Out 1, noli me tangere is one of the crowning achievements of Jacques Rivette’s remarkable career. Conceived as a television mini-series, this near-thirteen-hour monolith consists of eight feature-length episodes revolving around two theatre troupes, blackmail and conspiracy. Multiple characters introduce multiple plotlines, weaving a rich tapestry across an epic runtime.
If there is a movie equivalent of reading Proust it’s likely to be found in the films of the French New Wave veteran Jacques Rivette. And in the annals of monumental cinema there are few objects more sacred than Out 1, noli me tangere. Shot in the spring of 1970, this fabled colossus owes its stature not just to its immodest duration but also to its rarity.
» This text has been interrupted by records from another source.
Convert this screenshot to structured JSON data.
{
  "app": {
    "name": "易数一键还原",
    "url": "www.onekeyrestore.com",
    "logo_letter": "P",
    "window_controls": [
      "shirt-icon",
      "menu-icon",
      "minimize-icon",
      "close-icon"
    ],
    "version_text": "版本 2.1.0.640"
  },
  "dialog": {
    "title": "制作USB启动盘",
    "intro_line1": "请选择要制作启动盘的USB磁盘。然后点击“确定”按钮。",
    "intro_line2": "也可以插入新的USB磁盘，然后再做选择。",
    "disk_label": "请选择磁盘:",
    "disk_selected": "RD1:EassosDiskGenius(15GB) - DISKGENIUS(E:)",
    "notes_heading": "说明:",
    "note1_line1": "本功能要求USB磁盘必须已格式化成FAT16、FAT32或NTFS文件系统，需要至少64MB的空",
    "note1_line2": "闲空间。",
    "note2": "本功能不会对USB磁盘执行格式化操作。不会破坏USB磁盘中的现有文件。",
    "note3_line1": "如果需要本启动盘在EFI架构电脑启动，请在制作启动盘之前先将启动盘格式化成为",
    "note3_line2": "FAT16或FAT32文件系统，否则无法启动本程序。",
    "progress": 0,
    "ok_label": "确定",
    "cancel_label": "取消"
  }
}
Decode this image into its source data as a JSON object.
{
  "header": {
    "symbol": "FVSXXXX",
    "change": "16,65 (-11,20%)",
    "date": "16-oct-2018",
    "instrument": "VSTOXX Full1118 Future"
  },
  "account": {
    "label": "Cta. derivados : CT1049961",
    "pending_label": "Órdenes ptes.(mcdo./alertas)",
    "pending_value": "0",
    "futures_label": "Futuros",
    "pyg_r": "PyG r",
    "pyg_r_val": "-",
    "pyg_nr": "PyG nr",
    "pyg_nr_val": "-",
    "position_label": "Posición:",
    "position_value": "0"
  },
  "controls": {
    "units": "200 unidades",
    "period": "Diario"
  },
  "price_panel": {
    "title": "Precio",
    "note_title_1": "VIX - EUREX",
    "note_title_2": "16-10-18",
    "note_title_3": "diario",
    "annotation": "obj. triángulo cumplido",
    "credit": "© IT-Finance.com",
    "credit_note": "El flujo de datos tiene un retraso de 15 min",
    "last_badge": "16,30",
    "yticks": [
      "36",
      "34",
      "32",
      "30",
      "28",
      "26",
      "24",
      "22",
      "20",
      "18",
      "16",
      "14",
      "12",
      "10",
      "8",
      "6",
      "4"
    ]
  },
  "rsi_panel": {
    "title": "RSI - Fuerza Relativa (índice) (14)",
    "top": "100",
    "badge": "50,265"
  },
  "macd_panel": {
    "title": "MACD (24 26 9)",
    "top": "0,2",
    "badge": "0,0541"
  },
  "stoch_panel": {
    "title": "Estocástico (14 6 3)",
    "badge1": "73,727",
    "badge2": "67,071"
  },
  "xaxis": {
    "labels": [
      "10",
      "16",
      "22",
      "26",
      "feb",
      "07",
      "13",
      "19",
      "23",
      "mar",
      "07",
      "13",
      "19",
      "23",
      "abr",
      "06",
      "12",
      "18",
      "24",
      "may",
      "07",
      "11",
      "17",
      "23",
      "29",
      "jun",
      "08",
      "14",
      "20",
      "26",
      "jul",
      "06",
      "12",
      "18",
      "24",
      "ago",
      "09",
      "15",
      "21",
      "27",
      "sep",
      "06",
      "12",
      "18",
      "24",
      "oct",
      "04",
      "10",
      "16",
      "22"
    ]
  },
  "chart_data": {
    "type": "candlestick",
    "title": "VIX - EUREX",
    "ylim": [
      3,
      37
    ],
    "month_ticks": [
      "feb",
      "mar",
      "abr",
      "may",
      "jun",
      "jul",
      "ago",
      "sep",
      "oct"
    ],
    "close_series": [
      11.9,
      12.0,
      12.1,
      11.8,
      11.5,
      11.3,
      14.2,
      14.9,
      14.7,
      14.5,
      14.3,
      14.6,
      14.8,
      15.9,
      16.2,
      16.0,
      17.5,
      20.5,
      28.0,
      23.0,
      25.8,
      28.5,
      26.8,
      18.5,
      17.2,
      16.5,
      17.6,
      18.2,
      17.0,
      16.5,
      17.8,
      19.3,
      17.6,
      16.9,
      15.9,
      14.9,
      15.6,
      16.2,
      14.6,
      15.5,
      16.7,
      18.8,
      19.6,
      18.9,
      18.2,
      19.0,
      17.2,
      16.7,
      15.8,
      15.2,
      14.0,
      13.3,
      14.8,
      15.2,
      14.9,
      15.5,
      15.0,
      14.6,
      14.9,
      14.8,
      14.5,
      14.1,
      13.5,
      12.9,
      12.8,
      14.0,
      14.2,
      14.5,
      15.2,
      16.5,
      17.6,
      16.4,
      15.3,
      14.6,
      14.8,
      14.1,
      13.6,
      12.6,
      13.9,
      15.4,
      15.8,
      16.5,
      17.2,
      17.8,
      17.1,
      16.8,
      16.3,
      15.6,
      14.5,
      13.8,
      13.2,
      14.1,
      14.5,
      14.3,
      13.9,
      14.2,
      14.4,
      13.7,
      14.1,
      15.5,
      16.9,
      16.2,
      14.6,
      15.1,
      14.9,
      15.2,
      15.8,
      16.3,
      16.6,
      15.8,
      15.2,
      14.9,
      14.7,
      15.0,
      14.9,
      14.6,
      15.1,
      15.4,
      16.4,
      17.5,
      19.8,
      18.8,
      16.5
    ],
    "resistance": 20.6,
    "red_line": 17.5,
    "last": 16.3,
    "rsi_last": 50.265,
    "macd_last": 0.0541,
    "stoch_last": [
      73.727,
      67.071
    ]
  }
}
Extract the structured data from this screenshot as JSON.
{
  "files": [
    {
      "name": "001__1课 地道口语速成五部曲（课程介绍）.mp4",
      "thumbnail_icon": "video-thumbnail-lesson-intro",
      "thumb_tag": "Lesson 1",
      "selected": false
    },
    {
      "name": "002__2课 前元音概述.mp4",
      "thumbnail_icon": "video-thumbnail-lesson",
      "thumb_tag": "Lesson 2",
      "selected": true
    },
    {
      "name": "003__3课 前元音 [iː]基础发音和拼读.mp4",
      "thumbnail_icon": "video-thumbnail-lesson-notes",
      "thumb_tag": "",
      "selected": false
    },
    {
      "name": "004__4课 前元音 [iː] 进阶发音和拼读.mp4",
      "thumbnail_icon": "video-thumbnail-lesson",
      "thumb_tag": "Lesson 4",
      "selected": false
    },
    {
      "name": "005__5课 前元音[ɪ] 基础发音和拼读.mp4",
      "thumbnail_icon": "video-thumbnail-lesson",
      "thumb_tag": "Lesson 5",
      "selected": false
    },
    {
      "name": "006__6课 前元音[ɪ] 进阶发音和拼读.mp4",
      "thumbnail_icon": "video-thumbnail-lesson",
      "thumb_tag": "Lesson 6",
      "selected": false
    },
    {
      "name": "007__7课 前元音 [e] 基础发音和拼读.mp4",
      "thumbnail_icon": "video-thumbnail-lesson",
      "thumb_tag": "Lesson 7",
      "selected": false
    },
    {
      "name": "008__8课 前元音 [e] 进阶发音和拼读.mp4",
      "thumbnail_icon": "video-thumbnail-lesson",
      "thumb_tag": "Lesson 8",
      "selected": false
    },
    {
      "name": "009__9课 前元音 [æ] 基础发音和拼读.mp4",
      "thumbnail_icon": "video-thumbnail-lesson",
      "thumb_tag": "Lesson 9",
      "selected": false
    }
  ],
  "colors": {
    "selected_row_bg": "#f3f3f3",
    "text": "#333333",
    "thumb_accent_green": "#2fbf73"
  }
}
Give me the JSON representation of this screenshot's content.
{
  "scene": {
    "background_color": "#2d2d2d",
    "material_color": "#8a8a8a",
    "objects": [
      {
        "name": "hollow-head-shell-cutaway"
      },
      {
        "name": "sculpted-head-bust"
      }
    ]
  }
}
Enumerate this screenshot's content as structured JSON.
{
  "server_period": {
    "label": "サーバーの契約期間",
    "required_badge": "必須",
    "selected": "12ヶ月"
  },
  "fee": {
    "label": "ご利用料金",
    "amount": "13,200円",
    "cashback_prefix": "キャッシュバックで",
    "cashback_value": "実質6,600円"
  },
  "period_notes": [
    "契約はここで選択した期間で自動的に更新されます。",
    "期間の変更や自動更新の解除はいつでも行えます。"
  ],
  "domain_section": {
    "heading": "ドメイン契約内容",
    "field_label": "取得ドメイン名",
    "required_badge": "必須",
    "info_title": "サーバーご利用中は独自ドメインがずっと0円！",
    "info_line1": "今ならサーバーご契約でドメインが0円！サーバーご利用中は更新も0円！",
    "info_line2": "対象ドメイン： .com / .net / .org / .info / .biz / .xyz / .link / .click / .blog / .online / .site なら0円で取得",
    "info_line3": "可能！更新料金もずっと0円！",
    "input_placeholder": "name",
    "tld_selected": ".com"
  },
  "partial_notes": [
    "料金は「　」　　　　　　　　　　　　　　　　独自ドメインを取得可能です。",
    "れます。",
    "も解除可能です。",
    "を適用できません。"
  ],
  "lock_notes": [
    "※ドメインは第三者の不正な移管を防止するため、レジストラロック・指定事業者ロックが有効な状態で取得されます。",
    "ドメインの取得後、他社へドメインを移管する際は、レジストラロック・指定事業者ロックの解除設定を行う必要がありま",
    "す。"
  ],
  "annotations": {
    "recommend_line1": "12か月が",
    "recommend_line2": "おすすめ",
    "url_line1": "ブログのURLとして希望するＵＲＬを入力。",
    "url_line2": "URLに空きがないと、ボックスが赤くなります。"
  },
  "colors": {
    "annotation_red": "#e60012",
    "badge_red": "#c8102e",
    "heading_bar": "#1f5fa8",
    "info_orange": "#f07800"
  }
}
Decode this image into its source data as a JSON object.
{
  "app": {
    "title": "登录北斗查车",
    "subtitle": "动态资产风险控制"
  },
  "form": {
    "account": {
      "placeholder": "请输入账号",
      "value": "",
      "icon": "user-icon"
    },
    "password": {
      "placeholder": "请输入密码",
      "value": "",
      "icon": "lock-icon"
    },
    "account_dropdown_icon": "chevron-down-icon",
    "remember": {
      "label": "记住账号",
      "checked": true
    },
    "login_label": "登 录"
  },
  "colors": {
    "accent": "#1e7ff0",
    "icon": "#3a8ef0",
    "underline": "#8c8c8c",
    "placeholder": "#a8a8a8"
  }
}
Commissioned and then rejected by French television, the film had its premiere in september 1971, at the Maison de la Culture in Le Havre before receding into obscurity. Rivette uses documentary techniques – uninflected observation, unscripted situations – not to capture reality but to generate fiction. For Rivette, narratives – or, more precisely, our hunger for them – can be dangerous. His fondness for shadowy conspiracies and paranoid fantasies, which owes a debt to Balzac and the sinister daydreams of the silent-era serialist Louis Feuillade, dates to his first feature, Paris nous appartient (1960). With Out 1 he found the perfect match of form and content, an outsize canvas for a narrative too vast to apprehend. (Dennis Lim)